• EXERCISE PROMPT:
Whatever appears in the entries must be given again exactly.

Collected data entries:
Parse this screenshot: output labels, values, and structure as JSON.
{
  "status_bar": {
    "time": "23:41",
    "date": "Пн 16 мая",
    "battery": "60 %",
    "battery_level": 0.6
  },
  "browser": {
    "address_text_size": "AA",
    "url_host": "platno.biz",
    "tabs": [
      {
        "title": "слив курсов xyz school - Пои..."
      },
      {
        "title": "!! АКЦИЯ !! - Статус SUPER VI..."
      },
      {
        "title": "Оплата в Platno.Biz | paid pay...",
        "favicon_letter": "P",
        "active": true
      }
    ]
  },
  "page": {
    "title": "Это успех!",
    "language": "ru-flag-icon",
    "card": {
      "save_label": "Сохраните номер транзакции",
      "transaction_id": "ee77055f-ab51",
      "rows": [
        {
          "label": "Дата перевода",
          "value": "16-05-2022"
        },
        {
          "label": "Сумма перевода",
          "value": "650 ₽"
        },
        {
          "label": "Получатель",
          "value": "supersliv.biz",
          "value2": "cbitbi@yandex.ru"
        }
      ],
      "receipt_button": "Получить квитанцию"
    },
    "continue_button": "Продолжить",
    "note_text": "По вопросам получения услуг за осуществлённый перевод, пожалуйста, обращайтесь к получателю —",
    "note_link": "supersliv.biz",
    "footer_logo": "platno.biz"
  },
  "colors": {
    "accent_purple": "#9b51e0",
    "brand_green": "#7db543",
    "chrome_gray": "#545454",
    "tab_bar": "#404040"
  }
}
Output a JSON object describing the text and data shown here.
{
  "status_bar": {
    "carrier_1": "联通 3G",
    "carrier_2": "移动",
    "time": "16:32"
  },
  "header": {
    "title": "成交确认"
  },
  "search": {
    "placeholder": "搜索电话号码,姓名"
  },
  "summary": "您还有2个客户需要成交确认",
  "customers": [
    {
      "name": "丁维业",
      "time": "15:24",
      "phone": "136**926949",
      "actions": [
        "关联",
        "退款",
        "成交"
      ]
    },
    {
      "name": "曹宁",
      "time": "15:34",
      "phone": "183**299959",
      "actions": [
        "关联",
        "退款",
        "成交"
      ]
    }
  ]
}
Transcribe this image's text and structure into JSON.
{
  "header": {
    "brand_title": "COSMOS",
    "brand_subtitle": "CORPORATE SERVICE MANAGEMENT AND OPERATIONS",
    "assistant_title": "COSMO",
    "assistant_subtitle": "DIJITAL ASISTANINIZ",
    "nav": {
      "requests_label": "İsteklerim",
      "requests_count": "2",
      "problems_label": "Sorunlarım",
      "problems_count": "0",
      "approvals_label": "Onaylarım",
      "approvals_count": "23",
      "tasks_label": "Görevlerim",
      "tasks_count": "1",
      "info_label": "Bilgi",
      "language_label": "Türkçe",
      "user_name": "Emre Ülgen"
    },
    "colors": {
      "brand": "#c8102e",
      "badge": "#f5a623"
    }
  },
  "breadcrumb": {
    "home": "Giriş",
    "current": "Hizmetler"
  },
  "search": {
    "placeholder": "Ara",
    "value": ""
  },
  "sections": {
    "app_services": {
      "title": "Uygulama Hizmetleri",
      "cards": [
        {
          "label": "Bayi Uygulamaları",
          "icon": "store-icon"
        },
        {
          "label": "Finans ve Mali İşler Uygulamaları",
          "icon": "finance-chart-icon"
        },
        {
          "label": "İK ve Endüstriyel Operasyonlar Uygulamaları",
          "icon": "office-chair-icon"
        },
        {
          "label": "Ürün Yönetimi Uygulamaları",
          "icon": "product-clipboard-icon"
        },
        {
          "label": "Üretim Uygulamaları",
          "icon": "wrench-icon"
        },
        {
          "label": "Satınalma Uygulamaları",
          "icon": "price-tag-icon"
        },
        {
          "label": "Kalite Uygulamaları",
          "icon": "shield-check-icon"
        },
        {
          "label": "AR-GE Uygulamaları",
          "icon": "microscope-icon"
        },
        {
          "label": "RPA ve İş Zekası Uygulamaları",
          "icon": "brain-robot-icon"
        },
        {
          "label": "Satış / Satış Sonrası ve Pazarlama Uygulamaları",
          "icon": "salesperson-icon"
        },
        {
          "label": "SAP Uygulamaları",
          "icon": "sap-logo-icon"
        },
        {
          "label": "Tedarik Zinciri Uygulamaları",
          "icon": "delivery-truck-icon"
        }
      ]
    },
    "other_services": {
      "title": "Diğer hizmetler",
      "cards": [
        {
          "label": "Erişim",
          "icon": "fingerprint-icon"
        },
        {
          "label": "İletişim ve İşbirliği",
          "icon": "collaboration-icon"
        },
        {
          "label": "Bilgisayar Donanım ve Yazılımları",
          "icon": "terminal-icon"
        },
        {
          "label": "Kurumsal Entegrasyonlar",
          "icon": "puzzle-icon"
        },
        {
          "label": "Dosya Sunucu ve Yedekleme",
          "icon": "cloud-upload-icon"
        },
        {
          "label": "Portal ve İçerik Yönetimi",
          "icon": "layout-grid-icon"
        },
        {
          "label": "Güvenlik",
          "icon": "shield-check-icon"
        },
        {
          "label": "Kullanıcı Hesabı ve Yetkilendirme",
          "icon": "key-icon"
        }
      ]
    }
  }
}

• OUTPUT BELOW:
Parse this screenshot: output labels, values, and structure as JSON.
{
  "status_bar": {
    "time": "23:41",
    "date": "Пн 16 мая",
    "battery": "60 %",
    "battery_level": 0.6
  },
  "browser": {
    "address_text_size": "AA",
    "url_host": "platno.biz",
    "tabs": [
      {
        "title": "слив курсов xyz school - Пои..."
      },
      {
        "title": "!! АКЦИЯ !! - Статус SUPER VI..."
      },
      {
        "title": "Оплата в Platno.Biz | paid pay...",
        "favicon_letter": "P",
        "active": true
      }
    ]
  },
  "page": {
    "title": "Это успех!",
    "language": "ru-flag-icon",
    "card": {
      "save_label": "Сохраните номер транзакции",
      "transaction_id": "ee77055f-ab51",
      "rows": [
        {
          "label": "Дата перевода",
          "value": "16-05-2022"
        },
        {
          "label": "Сумма перевода",
          "value": "650 ₽"
        },
        {
          "label": "Получатель",
          "value": "supersliv.biz",
          "value2": "cbitbi@yandex.ru"
        }
      ],
      "receipt_button": "Получить квитанцию"
    },
    "continue_button": "Продолжить",
    "note_text": "По вопросам получения услуг за осуществлённый перевод, пожалуйста, обращайтесь к получателю —",
    "note_link": "supersliv.biz",
    "footer_logo": "platno.biz"
  },
  "colors": {
    "accent_purple": "#9b51e0",
    "brand_green": "#7db543",
    "chrome_gray": "#545454",
    "tab_bar": "#404040"
  }
}
Output a JSON object describing the text and data shown here.
{
  "status_bar": {
    "carrier_1": "联通 3G",
    "carrier_2": "移动",
    "time": "16:32"
  },
  "header": {
    "title": "成交确认"
  },
  "search": {
    "placeholder": "搜索电话号码,姓名"
  },
  "summary": "您还有2个客户需要成交确认",
  "customers": [
    {
      "name": "丁维业",
      "time": "15:24",
      "phone": "136**926949",
      "actions": [
        "关联",
        "退款",
        "成交"
      ]
    },
    {
      "name": "曹宁",
      "time": "15:34",
      "phone": "183**299959",
      "actions": [
        "关联",
        "退款",
        "成交"
      ]
    }
  ]
}
Transcribe this image's text and structure into JSON.
{
  "header": {
    "brand_title": "COSMOS",
    "brand_subtitle": "CORPORATE SERVICE MANAGEMENT AND OPERATIONS",
    "assistant_title": "COSMO",
    "assistant_subtitle": "DIJITAL ASISTANINIZ",
    "nav": {
      "requests_label": "İsteklerim",
      "requests_count": "2",
      "problems_label": "Sorunlarım",
      "problems_count": "0",
      "approvals_label": "Onaylarım",
      "approvals_count": "23",
      "tasks_label": "Görevlerim",
      "tasks_count": "1",
      "info_label": "Bilgi",
      "language_label": "Türkçe",
      "user_name": "Emre Ülgen"
    },
    "colors": {
      "brand": "#c8102e",
      "badge": "#f5a623"
    }
  },
  "breadcrumb": {
    "home": "Giriş",
    "current": "Hizmetler"
  },
  "search": {
    "placeholder": "Ara",
    "value": ""
  },
  "sections": {
    "app_services": {
      "title": "Uygulama Hizmetleri",
      "cards": [
        {
          "label": "Bayi Uygulamaları",
          "icon": "store-icon"
        },
        {
          "label": "Finans ve Mali İşler Uygulamaları",
          "icon": "finance-chart-icon"
        },
        {
          "label": "İK ve Endüstriyel Operasyonlar Uygulamaları",
          "icon": "office-chair-icon"
        },
        {
          "label": "Ürün Yönetimi Uygulamaları",
          "icon": "product-clipboard-icon"
        },
        {
          "label": "Üretim Uygulamaları",
          "icon": "wrench-icon"
        },
        {
          "label": "Satınalma Uygulamaları",
          "icon": "price-tag-icon"
        },
        {
          "label": "Kalite Uygulamaları",
          "icon": "shield-check-icon"
        },
        {
          "label": "AR-GE Uygulamaları",
          "icon": "microscope-icon"
        },
        {
          "label": "RPA ve İş Zekası Uygulamaları",
          "icon": "brain-robot-icon"
        },
        {
          "label": "Satış / Satış Sonrası ve Pazarlama Uygulamaları",
          "icon": "salesperson-icon"
        },
        {
          "label": "SAP Uygulamaları",
          "icon": "sap-logo-icon"
        },
        {
          "label": "Tedarik Zinciri Uygulamaları",
          "icon": "delivery-truck-icon"
        }
      ]
    },
    "other_services": {
      "title": "Diğer hizmetler",
      "cards": [
        {
          "label": "Erişim",
          "icon": "fingerprint-icon"
        },
        {
          "label": "İletişim ve İşbirliği",
          "icon": "collaboration-icon"
        },
        {
          "label": "Bilgisayar Donanım ve Yazılımları",
          "icon": "terminal-icon"
        },
        {
          "label": "Kurumsal Entegrasyonlar",
          "icon": "puzzle-icon"
        },
        {
          "label": "Dosya Sunucu ve Yedekleme",
          "icon": "cloud-upload-icon"
        },
        {
          "label": "Portal ve İçerik Yönetimi",
          "icon": "layout-grid-icon"
        },
        {
          "label": "Güvenlik",
          "icon": "shield-check-icon"
        },
        {
          "label": "Kullanıcı Hesabı ve Yetkilendirme",
          "icon": "key-icon"
        }
      ]
    }
  }
}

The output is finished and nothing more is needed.